He's one of the good ones.

Shira said...

I was refused fertility treatment on the NHS in 2008 due to my BMI being above 30 (it was, at the time, 39). When we went to a private clinic we found that the BMI restrictions apply everywhere, not just on the NHS, and the only way I was able to get consent for a treatment cycle was because I could prove that my high BMI was a result of my lipoedema. All but two of the doctors at the clinic absolutely refused to have anything to do with my treatment, and the two who did treat me were both fat; one of them, the main doctor who was treating me, made a really big deal of emphasising how he had alienated his colleagues by taking me on as a patient.
When the time for my egg retrieval was near, the anaesthetist sat me down and explained in a very harsh and condescending manner that he was refusing to do his job for me because I was too fat. Egg retrieval involves needles being pushed through the vaginal wall and into the ovaries repeatedly, and is either done under general anaesthetic, or local with sedative and painkillers. I had to have mine done with absolutely no anaesthetic or drugs of any kind. It was just me and my mp3 player on the table while my doctor aspirated as many of my seventy-six follicles as he could. It was every bit as painful as you might imagine.
This is just one of at least a hundred incidents of fat-based mistreatment I've experienced personally.

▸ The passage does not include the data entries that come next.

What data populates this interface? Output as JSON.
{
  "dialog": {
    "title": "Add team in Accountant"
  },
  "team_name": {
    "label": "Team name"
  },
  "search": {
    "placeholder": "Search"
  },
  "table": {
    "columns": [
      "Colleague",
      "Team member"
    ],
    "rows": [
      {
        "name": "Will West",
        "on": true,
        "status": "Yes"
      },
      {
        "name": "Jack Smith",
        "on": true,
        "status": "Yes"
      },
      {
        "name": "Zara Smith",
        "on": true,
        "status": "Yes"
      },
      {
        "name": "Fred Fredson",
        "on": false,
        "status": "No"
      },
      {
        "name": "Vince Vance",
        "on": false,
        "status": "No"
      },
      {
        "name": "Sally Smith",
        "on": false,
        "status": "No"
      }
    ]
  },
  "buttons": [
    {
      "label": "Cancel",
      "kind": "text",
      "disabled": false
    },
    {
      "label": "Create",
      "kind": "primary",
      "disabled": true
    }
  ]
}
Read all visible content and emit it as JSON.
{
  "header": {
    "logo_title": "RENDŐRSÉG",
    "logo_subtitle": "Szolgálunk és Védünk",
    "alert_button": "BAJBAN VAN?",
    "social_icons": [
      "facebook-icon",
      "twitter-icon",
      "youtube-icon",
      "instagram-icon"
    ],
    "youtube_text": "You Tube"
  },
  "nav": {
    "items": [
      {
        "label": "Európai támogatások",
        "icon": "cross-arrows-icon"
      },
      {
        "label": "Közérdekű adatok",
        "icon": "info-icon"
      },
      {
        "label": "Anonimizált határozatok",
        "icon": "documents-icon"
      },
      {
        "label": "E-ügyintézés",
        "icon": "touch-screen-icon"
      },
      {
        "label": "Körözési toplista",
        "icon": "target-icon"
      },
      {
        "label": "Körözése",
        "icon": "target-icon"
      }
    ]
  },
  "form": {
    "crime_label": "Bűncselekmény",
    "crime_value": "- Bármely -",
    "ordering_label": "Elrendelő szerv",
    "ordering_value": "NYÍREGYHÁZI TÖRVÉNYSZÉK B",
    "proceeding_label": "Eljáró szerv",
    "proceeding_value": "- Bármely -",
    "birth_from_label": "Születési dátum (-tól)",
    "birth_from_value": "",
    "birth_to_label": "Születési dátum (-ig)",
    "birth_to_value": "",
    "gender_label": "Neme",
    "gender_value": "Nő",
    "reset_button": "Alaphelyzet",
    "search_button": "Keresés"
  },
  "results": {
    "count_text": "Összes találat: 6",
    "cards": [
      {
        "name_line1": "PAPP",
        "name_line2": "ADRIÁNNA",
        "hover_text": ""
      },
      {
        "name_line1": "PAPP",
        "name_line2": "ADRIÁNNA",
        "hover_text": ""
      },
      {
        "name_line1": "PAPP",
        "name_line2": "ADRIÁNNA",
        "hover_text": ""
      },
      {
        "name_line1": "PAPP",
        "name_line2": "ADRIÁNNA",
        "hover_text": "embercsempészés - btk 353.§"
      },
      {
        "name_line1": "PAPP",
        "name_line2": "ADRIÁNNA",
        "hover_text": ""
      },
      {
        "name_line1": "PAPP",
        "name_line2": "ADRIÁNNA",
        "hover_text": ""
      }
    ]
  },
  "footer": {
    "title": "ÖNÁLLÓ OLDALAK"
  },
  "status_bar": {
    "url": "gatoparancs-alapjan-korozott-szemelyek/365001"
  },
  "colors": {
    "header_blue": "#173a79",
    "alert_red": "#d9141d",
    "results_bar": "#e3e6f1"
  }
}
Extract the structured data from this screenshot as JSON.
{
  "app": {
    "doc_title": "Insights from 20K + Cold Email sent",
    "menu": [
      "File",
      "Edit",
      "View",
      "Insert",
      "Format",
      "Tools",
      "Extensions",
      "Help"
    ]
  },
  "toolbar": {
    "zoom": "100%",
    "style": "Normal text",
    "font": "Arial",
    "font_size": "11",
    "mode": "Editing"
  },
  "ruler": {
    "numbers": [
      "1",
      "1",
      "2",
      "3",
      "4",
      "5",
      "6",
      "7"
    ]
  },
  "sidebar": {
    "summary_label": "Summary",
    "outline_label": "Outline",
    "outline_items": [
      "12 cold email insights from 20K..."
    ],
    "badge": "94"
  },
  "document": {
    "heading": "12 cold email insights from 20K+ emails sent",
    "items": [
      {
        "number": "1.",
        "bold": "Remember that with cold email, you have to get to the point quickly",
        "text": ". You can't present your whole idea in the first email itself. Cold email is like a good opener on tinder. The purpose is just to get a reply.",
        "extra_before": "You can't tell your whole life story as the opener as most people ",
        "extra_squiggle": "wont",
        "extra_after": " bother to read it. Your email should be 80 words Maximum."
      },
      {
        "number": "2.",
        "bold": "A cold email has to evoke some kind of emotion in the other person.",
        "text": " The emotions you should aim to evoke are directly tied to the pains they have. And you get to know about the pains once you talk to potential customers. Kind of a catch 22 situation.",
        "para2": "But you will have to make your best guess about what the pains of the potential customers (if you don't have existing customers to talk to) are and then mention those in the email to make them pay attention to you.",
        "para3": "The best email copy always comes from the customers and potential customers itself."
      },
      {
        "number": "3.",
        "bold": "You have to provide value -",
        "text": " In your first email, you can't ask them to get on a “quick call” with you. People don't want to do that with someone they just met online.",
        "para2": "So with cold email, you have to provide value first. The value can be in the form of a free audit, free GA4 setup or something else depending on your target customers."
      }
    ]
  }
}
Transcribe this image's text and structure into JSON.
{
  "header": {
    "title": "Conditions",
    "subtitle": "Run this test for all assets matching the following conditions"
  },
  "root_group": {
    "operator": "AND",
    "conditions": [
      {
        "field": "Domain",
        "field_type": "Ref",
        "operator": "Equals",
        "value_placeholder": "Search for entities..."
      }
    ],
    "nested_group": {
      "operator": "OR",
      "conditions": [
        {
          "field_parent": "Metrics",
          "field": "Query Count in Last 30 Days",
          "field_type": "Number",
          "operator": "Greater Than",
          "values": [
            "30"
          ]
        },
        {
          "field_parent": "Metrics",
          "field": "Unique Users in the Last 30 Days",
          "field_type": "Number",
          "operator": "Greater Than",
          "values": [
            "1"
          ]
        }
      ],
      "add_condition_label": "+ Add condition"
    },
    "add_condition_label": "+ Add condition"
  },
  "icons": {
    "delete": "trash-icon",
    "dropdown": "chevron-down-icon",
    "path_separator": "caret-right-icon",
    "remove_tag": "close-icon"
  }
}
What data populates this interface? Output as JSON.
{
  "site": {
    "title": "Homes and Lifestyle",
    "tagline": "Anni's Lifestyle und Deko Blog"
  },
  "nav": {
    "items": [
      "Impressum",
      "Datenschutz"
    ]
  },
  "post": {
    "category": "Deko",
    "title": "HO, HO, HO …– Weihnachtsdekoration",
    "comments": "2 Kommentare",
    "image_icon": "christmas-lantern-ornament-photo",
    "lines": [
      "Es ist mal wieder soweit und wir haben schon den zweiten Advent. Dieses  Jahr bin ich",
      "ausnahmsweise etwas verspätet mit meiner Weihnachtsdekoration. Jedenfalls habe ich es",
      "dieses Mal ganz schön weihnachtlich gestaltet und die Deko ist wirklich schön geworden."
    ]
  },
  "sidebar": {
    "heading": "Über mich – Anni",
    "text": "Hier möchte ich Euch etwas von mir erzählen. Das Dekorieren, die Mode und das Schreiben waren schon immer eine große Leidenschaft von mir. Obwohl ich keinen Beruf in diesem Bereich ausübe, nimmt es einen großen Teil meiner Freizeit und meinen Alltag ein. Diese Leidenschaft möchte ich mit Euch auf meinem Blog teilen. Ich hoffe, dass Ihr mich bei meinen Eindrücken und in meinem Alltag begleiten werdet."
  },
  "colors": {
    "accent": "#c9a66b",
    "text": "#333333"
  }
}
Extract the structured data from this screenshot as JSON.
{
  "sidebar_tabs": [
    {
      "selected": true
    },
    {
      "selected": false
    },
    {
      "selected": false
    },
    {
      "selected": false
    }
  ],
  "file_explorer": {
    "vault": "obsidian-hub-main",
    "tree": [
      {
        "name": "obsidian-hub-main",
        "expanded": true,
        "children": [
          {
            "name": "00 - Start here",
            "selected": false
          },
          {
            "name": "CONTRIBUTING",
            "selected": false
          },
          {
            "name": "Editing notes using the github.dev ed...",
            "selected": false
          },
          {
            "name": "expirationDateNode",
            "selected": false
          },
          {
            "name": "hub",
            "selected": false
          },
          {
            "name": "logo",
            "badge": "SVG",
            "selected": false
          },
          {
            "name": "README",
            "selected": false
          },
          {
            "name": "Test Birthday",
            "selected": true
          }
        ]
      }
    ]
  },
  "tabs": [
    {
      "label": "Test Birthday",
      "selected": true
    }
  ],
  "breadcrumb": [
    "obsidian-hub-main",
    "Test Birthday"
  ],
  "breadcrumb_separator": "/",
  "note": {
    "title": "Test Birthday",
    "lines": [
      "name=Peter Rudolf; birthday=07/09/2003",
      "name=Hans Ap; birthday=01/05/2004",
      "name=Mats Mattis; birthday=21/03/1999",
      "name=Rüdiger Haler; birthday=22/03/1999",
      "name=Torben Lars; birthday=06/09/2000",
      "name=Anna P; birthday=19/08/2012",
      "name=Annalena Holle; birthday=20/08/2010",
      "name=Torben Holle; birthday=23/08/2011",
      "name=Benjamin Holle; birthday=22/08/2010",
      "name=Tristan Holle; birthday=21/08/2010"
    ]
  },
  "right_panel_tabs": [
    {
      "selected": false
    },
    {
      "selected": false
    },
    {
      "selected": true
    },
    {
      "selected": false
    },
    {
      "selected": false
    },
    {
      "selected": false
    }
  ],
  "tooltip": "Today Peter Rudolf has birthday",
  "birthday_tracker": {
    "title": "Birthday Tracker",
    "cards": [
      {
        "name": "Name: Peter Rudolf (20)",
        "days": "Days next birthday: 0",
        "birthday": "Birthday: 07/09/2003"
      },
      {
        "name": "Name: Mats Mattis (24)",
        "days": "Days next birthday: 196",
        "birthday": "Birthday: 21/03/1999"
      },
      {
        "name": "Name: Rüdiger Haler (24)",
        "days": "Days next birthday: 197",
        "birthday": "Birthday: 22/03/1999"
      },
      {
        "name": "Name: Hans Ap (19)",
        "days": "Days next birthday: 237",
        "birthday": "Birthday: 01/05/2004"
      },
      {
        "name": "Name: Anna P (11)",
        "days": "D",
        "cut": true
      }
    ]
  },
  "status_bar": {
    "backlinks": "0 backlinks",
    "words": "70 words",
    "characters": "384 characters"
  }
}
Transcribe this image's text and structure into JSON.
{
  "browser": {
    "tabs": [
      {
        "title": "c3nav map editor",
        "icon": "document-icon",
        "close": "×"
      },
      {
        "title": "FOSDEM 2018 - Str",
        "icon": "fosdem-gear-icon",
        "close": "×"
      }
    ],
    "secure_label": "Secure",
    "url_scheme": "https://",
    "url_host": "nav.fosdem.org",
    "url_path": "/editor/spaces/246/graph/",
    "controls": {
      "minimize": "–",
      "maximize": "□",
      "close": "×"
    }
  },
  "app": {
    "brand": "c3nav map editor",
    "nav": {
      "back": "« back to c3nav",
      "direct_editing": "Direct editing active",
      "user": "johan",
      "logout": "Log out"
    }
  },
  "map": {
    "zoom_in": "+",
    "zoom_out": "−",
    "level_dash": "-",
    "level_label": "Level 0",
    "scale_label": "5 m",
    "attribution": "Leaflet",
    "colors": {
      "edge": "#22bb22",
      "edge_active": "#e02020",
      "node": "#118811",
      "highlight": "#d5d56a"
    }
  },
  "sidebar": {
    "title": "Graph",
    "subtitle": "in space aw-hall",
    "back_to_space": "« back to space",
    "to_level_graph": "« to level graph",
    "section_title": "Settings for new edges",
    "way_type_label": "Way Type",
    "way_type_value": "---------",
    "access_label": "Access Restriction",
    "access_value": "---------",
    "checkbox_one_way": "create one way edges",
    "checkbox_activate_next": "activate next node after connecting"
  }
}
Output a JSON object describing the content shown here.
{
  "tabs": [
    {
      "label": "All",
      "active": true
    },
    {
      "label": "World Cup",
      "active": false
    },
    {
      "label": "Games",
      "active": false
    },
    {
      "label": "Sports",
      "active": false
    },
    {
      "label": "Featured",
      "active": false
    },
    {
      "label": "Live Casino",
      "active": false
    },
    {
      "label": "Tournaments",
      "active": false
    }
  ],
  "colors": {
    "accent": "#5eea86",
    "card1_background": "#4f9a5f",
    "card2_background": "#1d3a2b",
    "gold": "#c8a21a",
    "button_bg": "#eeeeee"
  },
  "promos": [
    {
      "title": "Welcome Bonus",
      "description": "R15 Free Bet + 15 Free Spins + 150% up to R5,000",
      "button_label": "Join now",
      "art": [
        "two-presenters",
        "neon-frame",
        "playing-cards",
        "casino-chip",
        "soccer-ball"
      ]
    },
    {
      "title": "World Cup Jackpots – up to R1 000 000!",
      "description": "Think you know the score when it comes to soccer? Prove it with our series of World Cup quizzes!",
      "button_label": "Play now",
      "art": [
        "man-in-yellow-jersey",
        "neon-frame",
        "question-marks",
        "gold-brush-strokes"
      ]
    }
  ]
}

Sarah May said...

When I was 18 I went to my first GYNO appointment. I was a virgin... and was at my lowest weight, 190. I undressed from the waist down and waited for the DR. to come in. She came in, had me lay back. She was pushing on my abdomin and asked "what sort of surgery did you have?"...

I replied "none... why?".

She said "you have a c-section scar here"... and she pointed to the crease in my fat roll.

I laughed and told her "That is my fat roll hinge."

She then said "I will need to test you for the HIV virus... and get you on birth control. I don't appreciate lairs."

I don't remember what she said next. I was shocked... I grew up in church and had never even had a boyfriend at that point. She never even did a pelvic exam... if she did she would have seen "virginity intact".

Obviously she was not familiar with big girl anatomy... which includes various rolls and creases in odd places. I wasn't even that big when I saw here... that was 10 years ago... I wonder what she would say now that I have gained 100 pounds?!?!
When my husband and I started TTC, we went in to see the "best OB in the Greater Phoenix area. He did a variety of tests on both my husband and I. Finally after a few months he decided to put me on birth control. I was "Too fat" to get pregnant... that was his diagnosis. He didn't address my PCOS or Thyroid disease... I started the birth control...

After a few months of being on the birth control, I hounded the Dr and he reluctantly took me off of them... I got pregnant and misscarried 4 times. The Dr. would say "you just need to loose more weight"

we ended up moving to California and I went to a new Dr. Who ran the same tests as the previous Dr.

The test came back showing Antiphosphil Lipid Antibodies (among PCOS and Thyroid problems)... the birth control was clotting my blood because of the antibodies and could have killed me... My current DR. requested the tests from the previous Dr... when compared they were exactly the same. I tested positive for the antibodies before the miscarriages...

My previous Dr. was so concerned about my excess weight that the neglected the real issue. After being taken off birth control and put on a blood thinner I had a healthy pregnancy resulting in a healthy baby!

Weight Gain Stories said...

Yes i need to write a document and thanks for sharing those 2 sites